Mile High Menu – Cooking Authentic Colorado Dishes at Home

08 Sep Mile High Menu – Cooking Authentic Colorado Dishes at Home

Share on FacebookShare on LinkedInTweet about this on TwitterPin on PinterestEmail this to someone

The majestic Rockies, vast plains and pristine rivers should be enough to convince anyone to pack up everything and move to Colorado. Throw in beautiful, vibrant cities, a growing economy and family-friendly environment and you have the perfect place to visit or live. It’s no wonder that Colorado is the 7th fastest growing state in the USA. One of the first things that visitors notice is the incredible variety and quality of food. Over the years, Colorado cuisine has developed signature style and flavours that make it one of America’s cuisine capitals. Want to bring a little bit of Rocky Mountain deliciousness to your table? Here are a few spectacular dishes that you can create at home:

Elk Osso Bucco

The Italian community in Colorado dates back to the 1850s when families would grow produce in the Platte River Valley for sale in local markets. Since then, there has been a subtle, yet unmistakable influence on our cuisine. This dish is my favourite example. The trick is to gently brown the meat prior to cooking in the sauce. Top quality cookware such as a thick-based saucepan or skillet will distribute the heat evenly, allowing you to brown evenly at lower heat, which is exactly what the more delicate texture of elk requires. The delightful flavour of the braised elk meat in zesty tomato sauce makes a surprising change from the traditional veal version. Try this awesome recipe, and serve with herbed roast vegetables for the perfect winter feast.

Rocky Mountain Oysters

No list of Colorado classics is complete without this blessed little dish. Yes, they are those dangly bits hanging between a bull or bison’s rear legs. Yes, they do indeed taste like chicken, and yes, they are packed with protein and vitamins.
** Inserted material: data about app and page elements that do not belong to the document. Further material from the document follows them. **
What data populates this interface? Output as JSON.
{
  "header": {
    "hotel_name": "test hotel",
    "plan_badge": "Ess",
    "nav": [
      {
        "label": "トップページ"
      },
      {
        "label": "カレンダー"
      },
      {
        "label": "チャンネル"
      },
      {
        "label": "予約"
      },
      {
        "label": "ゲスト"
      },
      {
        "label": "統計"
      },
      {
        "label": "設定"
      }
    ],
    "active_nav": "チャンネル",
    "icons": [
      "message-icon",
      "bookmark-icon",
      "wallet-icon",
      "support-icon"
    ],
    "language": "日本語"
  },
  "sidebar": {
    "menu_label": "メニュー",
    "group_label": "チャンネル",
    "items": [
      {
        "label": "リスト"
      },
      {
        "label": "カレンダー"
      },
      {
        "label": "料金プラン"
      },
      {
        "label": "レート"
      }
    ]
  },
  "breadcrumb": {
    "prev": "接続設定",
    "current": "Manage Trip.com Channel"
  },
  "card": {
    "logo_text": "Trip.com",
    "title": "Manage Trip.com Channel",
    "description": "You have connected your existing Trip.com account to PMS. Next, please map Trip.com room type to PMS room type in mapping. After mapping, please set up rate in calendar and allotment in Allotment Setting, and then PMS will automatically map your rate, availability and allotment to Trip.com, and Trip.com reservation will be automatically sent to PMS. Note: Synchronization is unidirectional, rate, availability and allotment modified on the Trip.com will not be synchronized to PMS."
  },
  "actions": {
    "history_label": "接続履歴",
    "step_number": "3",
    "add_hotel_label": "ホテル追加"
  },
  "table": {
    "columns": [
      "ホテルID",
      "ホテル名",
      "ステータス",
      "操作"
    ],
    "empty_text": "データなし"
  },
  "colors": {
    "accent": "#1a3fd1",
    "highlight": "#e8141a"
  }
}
Make sure to use “oysters” from calves, as adult bull’s private parts are tough and less flavorful. You will need to separate the organ from the sinewy flesh that surrounds it. This is easiest done when frozen, prior to thawing. To get them really tender, soak in salt water for an hour, then parboil in water with a tablespoon of vinegar. Slice thinly, coat in beer batter, deep fry and serve with your favourite hot sauce!

Palisade Peach Cobbler

It’s impossible not to love the delicious fruit from our State’s west. Cooked to perfection in a classic American dessert and topped off with a generous scoop and vanilla ice cream and you have the makings of the perfect sweet to round off a beautiful meal. Try this awesome recipefrom a local blogger that’s simple and delicious. I use whole spelt flour for the gluten free folk in my life, which makes it even more rustic.

Green Chile

Few dishes scream Colorado louder than this quintessential favourite. I am personally a bit of a green chili snob and a bit of a stickler on the following:

●      Always fresh, roasted chiles. Never canned.

●      Pueblo chiles, not Anaheim.

●      Tomatillos over tomatoes, and always fresh, not canned.

●      LOTS of fresh cilantro.

For the vegetable folk among us, I’ve substituted hominy or beans for the pork, and it is still absolutely delicious.

The Slopper

What to do with that left over green chilli? Pour it over a homemade bison burger, of course! Originating in Pueblo in the ‘50s, the Slopper is every Rocky Mountain carnivores dream. For the authentic effect, place your open-faced burger in a bowl and lovingly ladle the chili over it. It’s one of those dishes whose appearance will have you asking: “do we eat it, or DID we eat it”, but the result is dreamy.

Bon appetite!